Native speakers are less likely to conform to standard grammar when they are speaking. The main reason for this is that, except for very short sentences, we don't formulate the whole sentence before we start to say it. Often, we begin a sentence not knowing how it will end, and by the time we have got to the end of the sentence, we may have forgotten exactly how we started it. When we write, however, we have time to plan our sentences and edit them if necessary, before letting anyone else see them.
It is true that if you stopped somebody in the middle of London and said, "Big Ben is you know where?" you would be understood and nobody would comment. But if you wrote a letter to your supplier and said, "Our order is you know where?" that would make a bad impression.
And also, what is considered a "grammatical mistake" in formal English may be perfectly acceptable in informal English. So we learn the rule that we say "I am" and "Am I?", but "Aren't I?"; but in Scotland it is perfectly acceptable to say, "Amn't I?" -- at least in informal situations. And in many other dialects, in informal situations it is acceptable to say "Ain't I?"

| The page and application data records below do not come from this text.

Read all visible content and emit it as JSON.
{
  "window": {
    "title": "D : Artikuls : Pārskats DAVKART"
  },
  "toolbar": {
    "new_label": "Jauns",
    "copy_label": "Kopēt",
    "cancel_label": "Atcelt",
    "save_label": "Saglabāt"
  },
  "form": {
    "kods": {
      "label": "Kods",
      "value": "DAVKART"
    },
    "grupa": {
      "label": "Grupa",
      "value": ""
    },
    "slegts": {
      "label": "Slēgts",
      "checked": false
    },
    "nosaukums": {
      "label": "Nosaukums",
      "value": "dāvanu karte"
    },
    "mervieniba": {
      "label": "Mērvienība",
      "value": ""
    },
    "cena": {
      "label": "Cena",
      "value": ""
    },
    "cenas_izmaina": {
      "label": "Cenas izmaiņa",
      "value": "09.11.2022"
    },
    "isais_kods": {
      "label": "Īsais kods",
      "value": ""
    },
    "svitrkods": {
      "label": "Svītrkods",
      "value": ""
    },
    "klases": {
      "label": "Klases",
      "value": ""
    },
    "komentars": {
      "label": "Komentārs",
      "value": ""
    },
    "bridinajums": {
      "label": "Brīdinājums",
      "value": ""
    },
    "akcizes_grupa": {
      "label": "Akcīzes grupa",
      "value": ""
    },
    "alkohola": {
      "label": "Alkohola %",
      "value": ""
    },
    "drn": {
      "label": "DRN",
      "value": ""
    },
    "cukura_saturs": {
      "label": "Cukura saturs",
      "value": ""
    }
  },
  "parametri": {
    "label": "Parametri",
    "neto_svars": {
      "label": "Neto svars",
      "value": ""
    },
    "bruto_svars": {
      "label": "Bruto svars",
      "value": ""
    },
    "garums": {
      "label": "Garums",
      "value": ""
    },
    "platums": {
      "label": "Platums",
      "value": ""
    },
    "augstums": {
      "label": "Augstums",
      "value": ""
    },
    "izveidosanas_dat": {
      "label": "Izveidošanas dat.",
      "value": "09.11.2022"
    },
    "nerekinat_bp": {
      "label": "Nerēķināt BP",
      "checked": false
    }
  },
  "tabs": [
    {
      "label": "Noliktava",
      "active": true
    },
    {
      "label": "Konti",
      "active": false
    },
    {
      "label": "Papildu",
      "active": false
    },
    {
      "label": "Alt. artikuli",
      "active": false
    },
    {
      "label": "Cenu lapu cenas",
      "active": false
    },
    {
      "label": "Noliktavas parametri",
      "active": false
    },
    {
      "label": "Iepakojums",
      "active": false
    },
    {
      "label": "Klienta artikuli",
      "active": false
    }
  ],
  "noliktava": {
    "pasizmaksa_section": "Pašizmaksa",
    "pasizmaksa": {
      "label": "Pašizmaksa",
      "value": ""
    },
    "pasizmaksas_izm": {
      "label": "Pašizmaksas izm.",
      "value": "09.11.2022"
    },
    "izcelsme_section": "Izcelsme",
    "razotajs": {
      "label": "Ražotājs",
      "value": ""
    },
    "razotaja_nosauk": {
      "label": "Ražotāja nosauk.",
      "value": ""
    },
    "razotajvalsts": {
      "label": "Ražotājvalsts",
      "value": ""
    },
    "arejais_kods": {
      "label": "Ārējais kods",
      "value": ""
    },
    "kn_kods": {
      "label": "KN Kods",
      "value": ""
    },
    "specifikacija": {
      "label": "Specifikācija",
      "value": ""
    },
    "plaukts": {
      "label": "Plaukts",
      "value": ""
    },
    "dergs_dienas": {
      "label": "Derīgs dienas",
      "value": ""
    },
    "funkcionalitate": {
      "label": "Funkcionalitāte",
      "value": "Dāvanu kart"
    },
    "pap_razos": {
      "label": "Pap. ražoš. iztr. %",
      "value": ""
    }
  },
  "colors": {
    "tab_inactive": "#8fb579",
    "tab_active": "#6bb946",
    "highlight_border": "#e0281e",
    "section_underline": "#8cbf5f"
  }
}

I would definitely say that when you are writing, especially formal letters, you should try to get your grammar right; but when you are speaking, the most important thing is to get your message across, and people will be more tolerant if, for example, your verb doesn't agree with the subject.
But that doesn't mean you never have to worry about grammar. If you were to refer to your female boss as "he", that could be confusing or even slightly offensive.
Student or Learner